No, the problem arose from the bad patch job. I tried to sand the bad plaster, but it turned out NOT to be plaster, but rather something like bathtub caulk that seriously refused to be sanded. Turning to my handy-dandy scraper, I discovered that this large collection of whatever-the-heck it was was attached to about four layers of painted wallpaper. It peeled off rather easily. And then I made the odd discovery that there was NO hole in the wall.
I'll be darned if I can figure out why, exactly, there was a 15 inch lump of bathtub caulk attached to the wall. And I'll be double-darned if I'll leave what is now a 20 inch low spot with ragged edges where there used to be wallpaper 1/8th of an inch thick. So I kept scraping until my arms were tired, as far up as I could reach. And then I realized that I have a POWER tool for this.
A couple of years ago I bought myself (yes, and that got the guy in the Orange Apron a little disconcerted also) a saw. And not just any saw. It's an oscillating saw. They're little, but they are mighty. I've been the envy of many a teammate on our mission trips because this baby can cut into corners, it can sand, it can cut ceramic tile - it generally rocks. And it has a scraper blade! But the saw cannot make me taller, and it can't be attached to a broomstick like a paintbrush can.
So I needed scaffolding. I thought maybe renting would be good, but the Orange Apron guys don't do tool rental. So I looked at some ladders that are designed to be used on uneven surfaces like stairs, and bought one.

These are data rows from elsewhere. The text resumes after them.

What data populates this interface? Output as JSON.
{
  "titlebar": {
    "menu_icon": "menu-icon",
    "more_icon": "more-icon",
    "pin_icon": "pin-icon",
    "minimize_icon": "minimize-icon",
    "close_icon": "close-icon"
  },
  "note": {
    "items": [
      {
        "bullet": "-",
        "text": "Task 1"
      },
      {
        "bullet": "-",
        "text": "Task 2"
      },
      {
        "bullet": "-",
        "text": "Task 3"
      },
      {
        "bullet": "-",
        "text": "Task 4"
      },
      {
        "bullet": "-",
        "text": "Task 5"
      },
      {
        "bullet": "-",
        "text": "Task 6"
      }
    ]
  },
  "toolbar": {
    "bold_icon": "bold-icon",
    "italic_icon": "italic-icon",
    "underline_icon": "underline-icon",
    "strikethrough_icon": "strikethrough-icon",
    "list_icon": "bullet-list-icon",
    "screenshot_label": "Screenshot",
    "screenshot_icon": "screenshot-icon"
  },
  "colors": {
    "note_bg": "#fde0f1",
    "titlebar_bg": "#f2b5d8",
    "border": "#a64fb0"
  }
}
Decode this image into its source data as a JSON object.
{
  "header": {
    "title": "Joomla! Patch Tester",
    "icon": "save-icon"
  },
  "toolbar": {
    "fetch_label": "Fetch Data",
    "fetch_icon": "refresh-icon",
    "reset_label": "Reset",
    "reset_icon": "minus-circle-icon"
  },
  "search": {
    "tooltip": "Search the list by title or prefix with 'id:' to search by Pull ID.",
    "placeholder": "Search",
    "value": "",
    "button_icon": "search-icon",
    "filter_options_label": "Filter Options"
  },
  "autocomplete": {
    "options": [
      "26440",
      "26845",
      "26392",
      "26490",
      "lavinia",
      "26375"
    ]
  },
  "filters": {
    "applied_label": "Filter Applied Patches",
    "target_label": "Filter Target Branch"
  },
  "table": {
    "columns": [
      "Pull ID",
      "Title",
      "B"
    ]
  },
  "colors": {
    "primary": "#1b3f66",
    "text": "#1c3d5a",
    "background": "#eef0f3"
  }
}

Then I realized something. I no longer have a minivan, and although I have a lot of respect for the roominess of the Accord's trunk, I wasn't sure that a 24 foot ladder (collapsed to about six feet) would in any wise fit into the vehicle. But by this time the Orange Apron guy is on board. He's a little psyched to be helping the lady in the pink coat get a spare scraper blade for her way-cool saw, and he's up for figuring out how to make this all work. And he's the one who discovered what I would have already known if I had glanced at the owner's manual - the rear seat folds down and extends the trunk space into the cab. A seven-footer wouldn't have made it, but the trunk closed, no problem, over the six foot ladder.
Hubby was impressed. He likes a good tool, and this ladder is a great tool. The wall is scraped to the ceiling, save a bit of dry paper that needs to be sprayed with water and scraped by hand. We'll be ready to paint a smooth wall by Saturday. Provided, of course, that I can still lift my arms.
This is what I can accomplish when CHOP cancels a test.